Fehr, a native of Israel, said he was receiving daily reports of airstrikes from relatives during the Israel-Lebanon conflict last summer when he was playing the brutal Farik in his home territory. As he looked in the mirror and saw himself as the enemy, he said, "It was an uncomfortable feeling."
Charles Dutton, who directed three episodes and plays Darwyn's father in one, said, "It gave me a look at it from a non-television-news kind of appreciation or acceptance of it. It's troublesome, but at the same time, they let you know what we're really up against. And how we've got to fix it. Soon."
In writing the episodes, Reiff and Voris said they strive to be hopeful, but also balance all political points of view, a delicate task.
Among several Muslim consultants, Marc Casabani (who last year played a Yemeni scholar who was later killed) advised the production this year on language, religion and customs. "I've worked on other shows as an actor where I've brought things up to the director which wasn't kosher -- or halal, so to speak. They said, 'Oh, it doesn't really matter. We're going to do it this way anyway.' Cy and Ethan are always about getting it right."

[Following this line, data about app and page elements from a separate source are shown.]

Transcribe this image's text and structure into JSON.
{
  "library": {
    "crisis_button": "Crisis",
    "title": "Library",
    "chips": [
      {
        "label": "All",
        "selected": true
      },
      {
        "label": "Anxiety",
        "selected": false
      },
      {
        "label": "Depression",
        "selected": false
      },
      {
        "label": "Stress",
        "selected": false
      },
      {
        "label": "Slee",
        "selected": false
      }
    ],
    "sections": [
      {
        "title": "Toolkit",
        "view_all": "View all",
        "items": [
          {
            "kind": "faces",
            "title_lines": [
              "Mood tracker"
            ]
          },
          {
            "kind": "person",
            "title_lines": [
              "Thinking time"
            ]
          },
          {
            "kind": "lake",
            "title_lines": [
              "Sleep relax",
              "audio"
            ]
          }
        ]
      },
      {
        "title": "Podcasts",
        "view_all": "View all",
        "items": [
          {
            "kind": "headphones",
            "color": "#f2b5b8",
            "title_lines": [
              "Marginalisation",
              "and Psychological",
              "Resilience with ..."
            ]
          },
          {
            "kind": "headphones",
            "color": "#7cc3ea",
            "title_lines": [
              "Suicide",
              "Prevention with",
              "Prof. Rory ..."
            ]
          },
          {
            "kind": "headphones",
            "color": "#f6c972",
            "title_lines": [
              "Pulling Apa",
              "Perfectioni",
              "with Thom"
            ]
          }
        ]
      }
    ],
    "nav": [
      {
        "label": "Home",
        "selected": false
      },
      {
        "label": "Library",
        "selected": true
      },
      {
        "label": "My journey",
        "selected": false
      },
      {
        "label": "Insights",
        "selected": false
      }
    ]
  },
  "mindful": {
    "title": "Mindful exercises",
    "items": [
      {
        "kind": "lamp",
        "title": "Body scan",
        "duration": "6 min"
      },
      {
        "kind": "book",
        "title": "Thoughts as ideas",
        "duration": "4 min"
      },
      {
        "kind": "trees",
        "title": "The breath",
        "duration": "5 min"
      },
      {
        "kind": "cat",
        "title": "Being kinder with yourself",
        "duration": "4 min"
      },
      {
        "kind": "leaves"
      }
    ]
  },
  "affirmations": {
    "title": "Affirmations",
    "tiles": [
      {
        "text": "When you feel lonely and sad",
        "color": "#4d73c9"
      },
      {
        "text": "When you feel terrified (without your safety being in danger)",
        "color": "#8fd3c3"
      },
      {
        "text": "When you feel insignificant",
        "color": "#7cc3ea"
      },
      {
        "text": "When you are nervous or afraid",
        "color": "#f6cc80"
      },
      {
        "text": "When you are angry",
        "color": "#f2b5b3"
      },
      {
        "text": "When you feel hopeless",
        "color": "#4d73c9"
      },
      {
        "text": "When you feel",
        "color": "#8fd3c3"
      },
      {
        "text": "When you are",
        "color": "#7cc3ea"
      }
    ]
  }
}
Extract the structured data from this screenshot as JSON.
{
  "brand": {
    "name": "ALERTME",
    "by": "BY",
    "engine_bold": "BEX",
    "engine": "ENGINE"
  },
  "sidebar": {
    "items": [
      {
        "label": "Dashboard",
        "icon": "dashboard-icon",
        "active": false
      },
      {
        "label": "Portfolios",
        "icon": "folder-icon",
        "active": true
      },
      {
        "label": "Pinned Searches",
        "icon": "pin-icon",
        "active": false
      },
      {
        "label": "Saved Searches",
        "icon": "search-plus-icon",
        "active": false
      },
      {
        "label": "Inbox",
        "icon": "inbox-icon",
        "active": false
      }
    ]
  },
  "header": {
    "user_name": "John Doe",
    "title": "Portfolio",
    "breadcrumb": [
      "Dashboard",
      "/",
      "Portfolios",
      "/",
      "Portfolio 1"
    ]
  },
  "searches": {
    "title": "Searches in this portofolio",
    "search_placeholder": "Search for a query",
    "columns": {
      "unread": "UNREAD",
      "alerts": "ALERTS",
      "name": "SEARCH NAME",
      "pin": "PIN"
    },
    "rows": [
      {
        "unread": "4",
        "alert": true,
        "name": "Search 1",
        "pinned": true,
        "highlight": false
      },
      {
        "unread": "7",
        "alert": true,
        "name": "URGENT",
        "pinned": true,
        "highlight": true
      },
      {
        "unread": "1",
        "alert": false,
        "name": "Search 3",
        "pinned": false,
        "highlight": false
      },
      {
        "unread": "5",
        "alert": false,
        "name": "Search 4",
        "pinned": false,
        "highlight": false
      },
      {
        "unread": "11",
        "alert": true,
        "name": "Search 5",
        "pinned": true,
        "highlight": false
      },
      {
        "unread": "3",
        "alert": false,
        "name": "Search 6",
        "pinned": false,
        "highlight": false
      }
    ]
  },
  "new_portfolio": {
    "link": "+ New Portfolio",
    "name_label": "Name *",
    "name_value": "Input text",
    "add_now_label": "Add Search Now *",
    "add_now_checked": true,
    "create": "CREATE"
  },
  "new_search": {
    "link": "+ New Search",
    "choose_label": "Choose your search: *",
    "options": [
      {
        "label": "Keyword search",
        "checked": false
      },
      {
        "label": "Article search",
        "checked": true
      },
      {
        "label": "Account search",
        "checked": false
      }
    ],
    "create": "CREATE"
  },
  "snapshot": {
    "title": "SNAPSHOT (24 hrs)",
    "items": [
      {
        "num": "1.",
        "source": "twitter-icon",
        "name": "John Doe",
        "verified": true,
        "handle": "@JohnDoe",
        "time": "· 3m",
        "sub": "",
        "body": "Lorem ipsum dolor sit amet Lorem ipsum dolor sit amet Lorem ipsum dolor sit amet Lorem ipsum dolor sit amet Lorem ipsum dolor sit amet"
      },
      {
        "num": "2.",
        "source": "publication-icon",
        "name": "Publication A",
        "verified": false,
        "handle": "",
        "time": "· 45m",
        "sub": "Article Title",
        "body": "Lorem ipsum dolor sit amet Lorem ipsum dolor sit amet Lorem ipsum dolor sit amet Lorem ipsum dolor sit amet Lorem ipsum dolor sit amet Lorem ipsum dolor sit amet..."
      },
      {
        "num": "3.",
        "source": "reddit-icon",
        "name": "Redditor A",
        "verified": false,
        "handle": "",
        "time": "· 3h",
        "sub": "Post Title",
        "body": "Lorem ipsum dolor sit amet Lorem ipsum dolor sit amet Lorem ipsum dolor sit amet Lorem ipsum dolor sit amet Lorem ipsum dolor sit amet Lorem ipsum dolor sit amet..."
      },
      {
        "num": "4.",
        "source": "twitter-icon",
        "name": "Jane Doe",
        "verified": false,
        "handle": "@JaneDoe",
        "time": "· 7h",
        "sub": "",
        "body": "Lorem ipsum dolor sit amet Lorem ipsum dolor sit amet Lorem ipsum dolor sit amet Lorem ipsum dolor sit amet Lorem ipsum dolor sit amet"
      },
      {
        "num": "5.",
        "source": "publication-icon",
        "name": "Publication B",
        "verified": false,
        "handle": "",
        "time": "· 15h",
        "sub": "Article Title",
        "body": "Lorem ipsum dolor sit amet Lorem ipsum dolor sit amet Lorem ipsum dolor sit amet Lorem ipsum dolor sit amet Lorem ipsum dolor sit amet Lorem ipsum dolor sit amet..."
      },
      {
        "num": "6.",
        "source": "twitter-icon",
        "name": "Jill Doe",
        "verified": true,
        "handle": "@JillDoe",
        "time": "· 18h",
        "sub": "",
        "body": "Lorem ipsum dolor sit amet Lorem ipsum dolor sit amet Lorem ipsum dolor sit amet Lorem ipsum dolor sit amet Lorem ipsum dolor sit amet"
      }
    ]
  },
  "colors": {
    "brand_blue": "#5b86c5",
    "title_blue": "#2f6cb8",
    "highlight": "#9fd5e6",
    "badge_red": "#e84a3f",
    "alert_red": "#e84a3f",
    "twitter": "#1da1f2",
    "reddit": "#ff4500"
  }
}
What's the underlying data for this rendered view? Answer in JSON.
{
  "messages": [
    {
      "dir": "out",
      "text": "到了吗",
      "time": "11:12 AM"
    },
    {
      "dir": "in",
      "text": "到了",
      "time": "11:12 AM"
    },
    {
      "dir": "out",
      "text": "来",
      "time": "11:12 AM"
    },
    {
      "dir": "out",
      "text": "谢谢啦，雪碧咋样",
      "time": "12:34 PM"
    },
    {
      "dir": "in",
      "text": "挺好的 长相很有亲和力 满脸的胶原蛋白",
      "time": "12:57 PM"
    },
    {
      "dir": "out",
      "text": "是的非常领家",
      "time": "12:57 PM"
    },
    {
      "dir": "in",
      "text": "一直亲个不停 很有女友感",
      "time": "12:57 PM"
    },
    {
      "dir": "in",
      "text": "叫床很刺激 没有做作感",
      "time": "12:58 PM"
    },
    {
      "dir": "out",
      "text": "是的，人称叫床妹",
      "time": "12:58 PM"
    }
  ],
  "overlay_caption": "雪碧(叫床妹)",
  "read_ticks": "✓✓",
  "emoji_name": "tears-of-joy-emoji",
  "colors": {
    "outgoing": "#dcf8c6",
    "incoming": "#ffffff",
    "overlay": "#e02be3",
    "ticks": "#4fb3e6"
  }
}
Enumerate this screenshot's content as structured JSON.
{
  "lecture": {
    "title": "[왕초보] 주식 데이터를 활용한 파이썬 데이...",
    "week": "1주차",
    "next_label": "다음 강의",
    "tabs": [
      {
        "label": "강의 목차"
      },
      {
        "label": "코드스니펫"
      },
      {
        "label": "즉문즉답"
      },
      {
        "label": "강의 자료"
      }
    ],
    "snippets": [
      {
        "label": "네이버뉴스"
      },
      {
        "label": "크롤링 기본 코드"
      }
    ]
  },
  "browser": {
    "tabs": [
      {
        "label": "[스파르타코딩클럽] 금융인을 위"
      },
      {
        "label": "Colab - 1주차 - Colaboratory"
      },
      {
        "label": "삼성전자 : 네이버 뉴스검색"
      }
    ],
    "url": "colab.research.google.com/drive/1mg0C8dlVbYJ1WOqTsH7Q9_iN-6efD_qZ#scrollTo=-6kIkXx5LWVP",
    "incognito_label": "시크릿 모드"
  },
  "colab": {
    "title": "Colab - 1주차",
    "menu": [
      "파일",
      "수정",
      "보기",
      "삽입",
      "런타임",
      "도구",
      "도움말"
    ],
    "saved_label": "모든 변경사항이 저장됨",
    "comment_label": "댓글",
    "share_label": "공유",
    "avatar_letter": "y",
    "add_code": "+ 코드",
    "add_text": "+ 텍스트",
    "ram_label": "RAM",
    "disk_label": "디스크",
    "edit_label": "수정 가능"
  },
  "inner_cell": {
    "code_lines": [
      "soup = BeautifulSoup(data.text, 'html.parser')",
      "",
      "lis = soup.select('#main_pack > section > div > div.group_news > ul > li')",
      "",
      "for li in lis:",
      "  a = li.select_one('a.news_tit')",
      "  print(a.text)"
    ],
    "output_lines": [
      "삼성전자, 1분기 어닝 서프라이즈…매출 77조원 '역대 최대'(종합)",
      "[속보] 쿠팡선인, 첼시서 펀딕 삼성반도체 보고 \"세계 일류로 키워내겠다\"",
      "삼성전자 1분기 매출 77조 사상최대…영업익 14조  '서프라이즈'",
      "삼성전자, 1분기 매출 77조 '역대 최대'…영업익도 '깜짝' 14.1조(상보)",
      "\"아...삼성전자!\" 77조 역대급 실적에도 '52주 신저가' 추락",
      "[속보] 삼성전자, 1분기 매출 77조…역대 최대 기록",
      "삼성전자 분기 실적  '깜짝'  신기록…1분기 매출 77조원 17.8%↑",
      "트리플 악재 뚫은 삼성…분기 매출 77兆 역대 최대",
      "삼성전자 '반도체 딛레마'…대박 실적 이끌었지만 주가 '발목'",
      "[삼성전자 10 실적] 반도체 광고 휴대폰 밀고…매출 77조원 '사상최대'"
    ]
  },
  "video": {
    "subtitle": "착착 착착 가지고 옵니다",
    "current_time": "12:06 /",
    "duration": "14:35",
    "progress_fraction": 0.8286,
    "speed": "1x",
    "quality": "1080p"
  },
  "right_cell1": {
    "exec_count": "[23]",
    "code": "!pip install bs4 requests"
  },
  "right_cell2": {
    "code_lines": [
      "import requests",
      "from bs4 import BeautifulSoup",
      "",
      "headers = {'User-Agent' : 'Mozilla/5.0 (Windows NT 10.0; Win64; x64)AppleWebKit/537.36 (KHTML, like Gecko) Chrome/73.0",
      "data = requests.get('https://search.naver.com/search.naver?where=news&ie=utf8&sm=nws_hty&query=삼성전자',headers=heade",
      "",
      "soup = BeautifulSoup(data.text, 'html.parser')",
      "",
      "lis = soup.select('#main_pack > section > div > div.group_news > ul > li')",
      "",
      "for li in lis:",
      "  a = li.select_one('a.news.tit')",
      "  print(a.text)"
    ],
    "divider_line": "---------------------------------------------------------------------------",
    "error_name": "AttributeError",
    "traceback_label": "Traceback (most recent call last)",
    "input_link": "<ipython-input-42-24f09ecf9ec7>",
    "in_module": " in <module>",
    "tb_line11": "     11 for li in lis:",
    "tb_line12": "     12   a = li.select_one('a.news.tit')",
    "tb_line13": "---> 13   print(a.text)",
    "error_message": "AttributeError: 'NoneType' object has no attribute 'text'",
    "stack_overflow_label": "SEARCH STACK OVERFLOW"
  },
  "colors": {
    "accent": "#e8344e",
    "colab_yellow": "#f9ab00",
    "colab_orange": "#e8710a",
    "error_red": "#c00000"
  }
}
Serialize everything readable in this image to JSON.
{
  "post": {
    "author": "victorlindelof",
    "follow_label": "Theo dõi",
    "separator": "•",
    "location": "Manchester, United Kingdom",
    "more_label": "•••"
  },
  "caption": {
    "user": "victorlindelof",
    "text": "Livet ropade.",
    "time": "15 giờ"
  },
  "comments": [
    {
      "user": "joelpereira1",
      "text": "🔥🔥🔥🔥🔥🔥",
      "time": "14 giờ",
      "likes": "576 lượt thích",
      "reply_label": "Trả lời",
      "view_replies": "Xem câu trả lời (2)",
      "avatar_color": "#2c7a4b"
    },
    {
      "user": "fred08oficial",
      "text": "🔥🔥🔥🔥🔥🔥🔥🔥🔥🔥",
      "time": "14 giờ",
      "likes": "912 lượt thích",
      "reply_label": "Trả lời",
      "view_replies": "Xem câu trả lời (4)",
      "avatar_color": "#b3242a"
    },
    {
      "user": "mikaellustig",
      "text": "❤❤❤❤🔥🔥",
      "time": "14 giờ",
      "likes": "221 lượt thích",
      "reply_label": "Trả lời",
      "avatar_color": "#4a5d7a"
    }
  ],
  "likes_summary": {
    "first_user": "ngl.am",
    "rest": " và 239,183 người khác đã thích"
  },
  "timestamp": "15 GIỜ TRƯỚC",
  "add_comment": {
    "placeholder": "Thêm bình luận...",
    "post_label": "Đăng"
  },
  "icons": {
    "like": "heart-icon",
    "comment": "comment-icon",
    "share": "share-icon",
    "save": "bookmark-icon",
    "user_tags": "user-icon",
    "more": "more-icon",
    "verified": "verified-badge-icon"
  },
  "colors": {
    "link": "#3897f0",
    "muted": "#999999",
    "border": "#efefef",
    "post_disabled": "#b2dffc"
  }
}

In some other shows, subtitles have no relation to what the actors are actually saying in Arabic, he said. "It's such a shame. It's such an easy fix. It's the difference between caring and not caring."
One question for the writers is: How much do they want to humanize the terrorists, especially Farik? "A human being that goes through the kind of torture he goes through during the season, would definitely be broken," Fehr said. "He would not be the same person going in as coming out. I tried to give an element of that."
While conventional wisdom dictates that enemies be portrayed as cardboard characters because they are easier to hate, Reiff takes another view.
"You can get two legitimate differing opinions by military strategists or historians: If you have a better chance to defeat the enemy when you know them only as one-dimensional cardboard caricatures, or if you really know what drives them and who they are and by knowing that, how they could be stopped or defeated. I would vote for the latter."
Reiff quoted his character Farik, who in the pilot episode of the first season explains why he has chosen to disguise himself as a Jewish congregant during a service at a local synagogue: "It's best to know your enemy."